Data excerpts >>

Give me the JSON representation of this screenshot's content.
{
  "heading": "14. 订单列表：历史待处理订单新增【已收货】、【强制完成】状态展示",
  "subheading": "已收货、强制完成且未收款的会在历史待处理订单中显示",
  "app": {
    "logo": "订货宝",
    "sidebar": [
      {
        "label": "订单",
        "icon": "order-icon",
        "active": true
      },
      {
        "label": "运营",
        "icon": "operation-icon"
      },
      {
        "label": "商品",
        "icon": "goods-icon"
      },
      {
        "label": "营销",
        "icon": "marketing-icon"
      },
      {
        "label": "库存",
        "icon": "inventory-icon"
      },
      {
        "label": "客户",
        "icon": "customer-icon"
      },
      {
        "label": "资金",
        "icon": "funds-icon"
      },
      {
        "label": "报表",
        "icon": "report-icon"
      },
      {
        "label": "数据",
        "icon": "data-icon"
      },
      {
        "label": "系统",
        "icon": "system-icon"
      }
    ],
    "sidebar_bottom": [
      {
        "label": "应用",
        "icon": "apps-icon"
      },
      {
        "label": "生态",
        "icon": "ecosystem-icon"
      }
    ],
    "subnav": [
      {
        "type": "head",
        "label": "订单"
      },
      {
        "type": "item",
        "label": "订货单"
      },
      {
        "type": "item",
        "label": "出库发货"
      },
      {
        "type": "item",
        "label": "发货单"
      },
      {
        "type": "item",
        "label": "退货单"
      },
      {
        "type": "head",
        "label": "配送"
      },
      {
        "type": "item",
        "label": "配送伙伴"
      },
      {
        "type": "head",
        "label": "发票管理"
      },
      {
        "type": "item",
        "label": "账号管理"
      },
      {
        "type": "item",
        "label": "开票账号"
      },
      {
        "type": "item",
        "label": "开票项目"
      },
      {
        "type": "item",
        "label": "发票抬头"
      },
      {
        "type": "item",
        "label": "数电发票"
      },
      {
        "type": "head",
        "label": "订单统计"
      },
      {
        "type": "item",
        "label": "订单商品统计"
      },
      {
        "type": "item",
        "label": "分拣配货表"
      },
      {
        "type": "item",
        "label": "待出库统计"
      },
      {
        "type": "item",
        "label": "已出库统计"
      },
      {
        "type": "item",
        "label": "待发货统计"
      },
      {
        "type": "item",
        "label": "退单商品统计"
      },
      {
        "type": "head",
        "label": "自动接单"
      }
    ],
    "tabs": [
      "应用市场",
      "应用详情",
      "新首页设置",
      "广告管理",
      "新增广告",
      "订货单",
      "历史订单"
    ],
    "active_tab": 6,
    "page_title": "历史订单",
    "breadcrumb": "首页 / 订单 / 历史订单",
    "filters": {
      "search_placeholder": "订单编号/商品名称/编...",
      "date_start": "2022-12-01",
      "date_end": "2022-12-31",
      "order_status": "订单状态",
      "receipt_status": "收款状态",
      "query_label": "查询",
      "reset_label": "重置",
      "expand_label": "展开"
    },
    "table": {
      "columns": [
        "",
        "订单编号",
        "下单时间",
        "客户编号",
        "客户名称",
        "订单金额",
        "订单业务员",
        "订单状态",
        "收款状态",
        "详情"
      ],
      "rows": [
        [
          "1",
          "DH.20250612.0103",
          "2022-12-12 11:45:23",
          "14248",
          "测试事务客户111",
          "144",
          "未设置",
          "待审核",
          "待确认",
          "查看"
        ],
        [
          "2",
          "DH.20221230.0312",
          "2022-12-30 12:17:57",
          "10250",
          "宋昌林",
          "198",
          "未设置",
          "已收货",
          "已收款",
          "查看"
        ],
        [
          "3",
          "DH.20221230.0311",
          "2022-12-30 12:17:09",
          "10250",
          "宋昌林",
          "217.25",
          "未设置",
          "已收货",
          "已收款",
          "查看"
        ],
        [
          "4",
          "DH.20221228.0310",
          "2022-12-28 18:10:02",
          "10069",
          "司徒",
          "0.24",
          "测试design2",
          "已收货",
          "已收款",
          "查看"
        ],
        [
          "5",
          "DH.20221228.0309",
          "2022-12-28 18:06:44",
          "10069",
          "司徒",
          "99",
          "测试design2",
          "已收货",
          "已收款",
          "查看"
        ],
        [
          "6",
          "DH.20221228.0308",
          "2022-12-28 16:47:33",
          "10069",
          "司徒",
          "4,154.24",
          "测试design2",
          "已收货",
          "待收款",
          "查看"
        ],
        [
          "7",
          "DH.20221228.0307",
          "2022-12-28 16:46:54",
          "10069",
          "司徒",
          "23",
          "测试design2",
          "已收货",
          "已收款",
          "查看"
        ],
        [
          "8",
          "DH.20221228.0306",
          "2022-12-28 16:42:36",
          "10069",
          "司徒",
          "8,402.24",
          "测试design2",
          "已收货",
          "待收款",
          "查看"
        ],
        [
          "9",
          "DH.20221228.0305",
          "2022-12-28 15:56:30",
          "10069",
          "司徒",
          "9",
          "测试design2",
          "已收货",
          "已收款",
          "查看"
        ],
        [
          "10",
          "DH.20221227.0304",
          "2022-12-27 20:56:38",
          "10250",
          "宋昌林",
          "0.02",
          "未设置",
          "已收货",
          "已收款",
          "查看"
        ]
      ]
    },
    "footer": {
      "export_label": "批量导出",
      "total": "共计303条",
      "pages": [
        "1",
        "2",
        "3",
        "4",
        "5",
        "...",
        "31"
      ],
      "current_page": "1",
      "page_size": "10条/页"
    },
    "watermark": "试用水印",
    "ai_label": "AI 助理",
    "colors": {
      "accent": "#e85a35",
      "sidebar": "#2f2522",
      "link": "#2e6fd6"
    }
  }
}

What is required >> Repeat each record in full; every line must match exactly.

Answer for the task >>
Give me the JSON representation of this screenshot's content.
{
  "heading": "14. 订单列表：历史待处理订单新增【已收货】、【强制完成】状态展示",
  "subheading": "已收货、强制完成且未收款的会在历史待处理订单中显示",
  "app": {
    "logo": "订货宝",
    "sidebar": [
      {
        "label": "订单",
        "icon": "order-icon",
        "active": true
      },
      {
        "label": "运营",
        "icon": "operation-icon"
      },
      {
        "label": "商品",
        "icon": "goods-icon"
      },
      {
        "label": "营销",
        "icon": "marketing-icon"
      },
      {
        "label": "库存",
        "icon": "inventory-icon"
      },
      {
        "label": "客户",
        "icon": "customer-icon"
      },
      {
        "label": "资金",
        "icon": "funds-icon"
      },
      {
        "label": "报表",
        "icon": "report-icon"
      },
      {
        "label": "数据",
        "icon": "data-icon"
      },
      {
        "label": "系统",
        "icon": "system-icon"
      }
    ],
    "sidebar_bottom": [
      {
        "label": "应用",
        "icon": "apps-icon"
      },
      {
        "label": "生态",
        "icon": "ecosystem-icon"
      }
    ],
    "subnav": [
      {
        "type": "head",
        "label": "订单"
      },
      {
        "type": "item",
        "label": "订货单"
      },
      {
        "type": "item",
        "label": "出库发货"
      },
      {
        "type": "item",
        "label": "发货单"
      },
      {
        "type": "item",
        "label": "退货单"
      },
      {
        "type": "head",
        "label": "配送"
      },
      {
        "type": "item",
        "label": "配送伙伴"
      },
      {
        "type": "head",
        "label": "发票管理"
      },
      {
        "type": "item",
        "label": "账号管理"
      },
      {
        "type": "item",
        "label": "开票账号"
      },
      {
        "type": "item",
        "label": "开票项目"
      },
      {
        "type": "item",
        "label": "发票抬头"
      },
      {
        "type": "item",
        "label": "数电发票"
      },
      {
        "type": "head",
        "label": "订单统计"
      },
      {
        "type": "item",
        "label": "订单商品统计"
      },
      {
        "type": "item",
        "label": "分拣配货表"
      },
      {
        "type": "item",
        "label": "待出库统计"
      },
      {
        "type": "item",
        "label": "已出库统计"
      },
      {
        "type": "item",
        "label": "待发货统计"
      },
      {
        "type": "item",
        "label": "退单商品统计"
      },
      {
        "type": "head",
        "label": "自动接单"
      }
    ],
    "tabs": [
      "应用市场",
      "应用详情",
      "新首页设置",
      "广告管理",
      "新增广告",
      "订货单",
      "历史订单"
    ],
    "active_tab": 6,
    "page_title": "历史订单",
    "breadcrumb": "首页 / 订单 / 历史订单",
    "filters": {
      "search_placeholder": "订单编号/商品名称/编...",
      "date_start": "2022-12-01",
      "date_end": "2022-12-31",
      "order_status": "订单状态",
      "receipt_status": "收款状态",
      "query_label": "查询",
      "reset_label": "重置",
      "expand_label": "展开"
    },
    "table": {
      "columns": [
        "",
        "订单编号",
        "下单时间",
        "客户编号",
        "客户名称",
        "订单金额",
        "订单业务员",
        "订单状态",
        "收款状态",
        "详情"
      ],
      "rows": [
        [
          "1",
          "DH.20250612.0103",
          "2022-12-12 11:45:23",
          "14248",
          "测试事务客户111",
          "144",
          "未设置",
          "待审核",
          "待确认",
          "查看"
        ],
        [
          "2",
          "DH.20221230.0312",
          "2022-12-30 12:17:57",
          "10250",
          "宋昌林",
          "198",
          "未设置",
          "已收货",
          "已收款",
          "查看"
        ],
        [
          "3",
          "DH.20221230.0311",
          "2022-12-30 12:17:09",
          "10250",
          "宋昌林",
          "217.25",
          "未设置",
          "已收货",
          "已收款",
          "查看"
        ],
        [
          "4",
          "DH.20221228.0310",
          "2022-12-28 18:10:02",
          "10069",
          "司徒",
          "0.24",
          "测试design2",
          "已收货",
          "已收款",
          "查看"
        ],
        [
          "5",
          "DH.20221228.0309",
          "2022-12-28 18:06:44",
          "10069",
          "司徒",
          "99",
          "测试design2",
          "已收货",
          "已收款",
          "查看"
        ],
        [
          "6",
          "DH.20221228.0308",
          "2022-12-28 16:47:33",
          "10069",
          "司徒",
          "4,154.24",
          "测试design2",
          "已收货",
          "待收款",
          "查看"
        ],
        [
          "7",
          "DH.20221228.0307",
          "2022-12-28 16:46:54",
          "10069",
          "司徒",
          "23",
          "测试design2",
          "已收货",
          "已收款",
          "查看"
        ],
        [
          "8",
          "DH.20221228.0306",
          "2022-12-28 16:42:36",
          "10069",
          "司徒",
          "8,402.24",
          "测试design2",
          "已收货",
          "待收款",
          "查看"
        ],
        [
          "9",
          "DH.20221228.0305",
          "2022-12-28 15:56:30",
          "10069",
          "司徒",
          "9",
          "测试design2",
          "已收货",
          "已收款",
          "查看"
        ],
        [
          "10",
          "DH.20221227.0304",
          "2022-12-27 20:56:38",
          "10250",
          "宋昌林",
          "0.02",
          "未设置",
          "已收货",
          "已收款",
          "查看"
        ]
      ]
    },
    "footer": {
      "export_label": "批量导出",
      "total": "共计303条",
      "pages": [
        "1",
        "2",
        "3",
        "4",
        "5",
        "...",
        "31"
      ],
      "current_page": "1",
      "page_size": "10条/页"
    },
    "watermark": "试用水印",
    "ai_label": "AI 助理",
    "colors": {
      "accent": "#e85a35",
      "sidebar": "#2f2522",
      "link": "#2e6fd6"
    }
  }
}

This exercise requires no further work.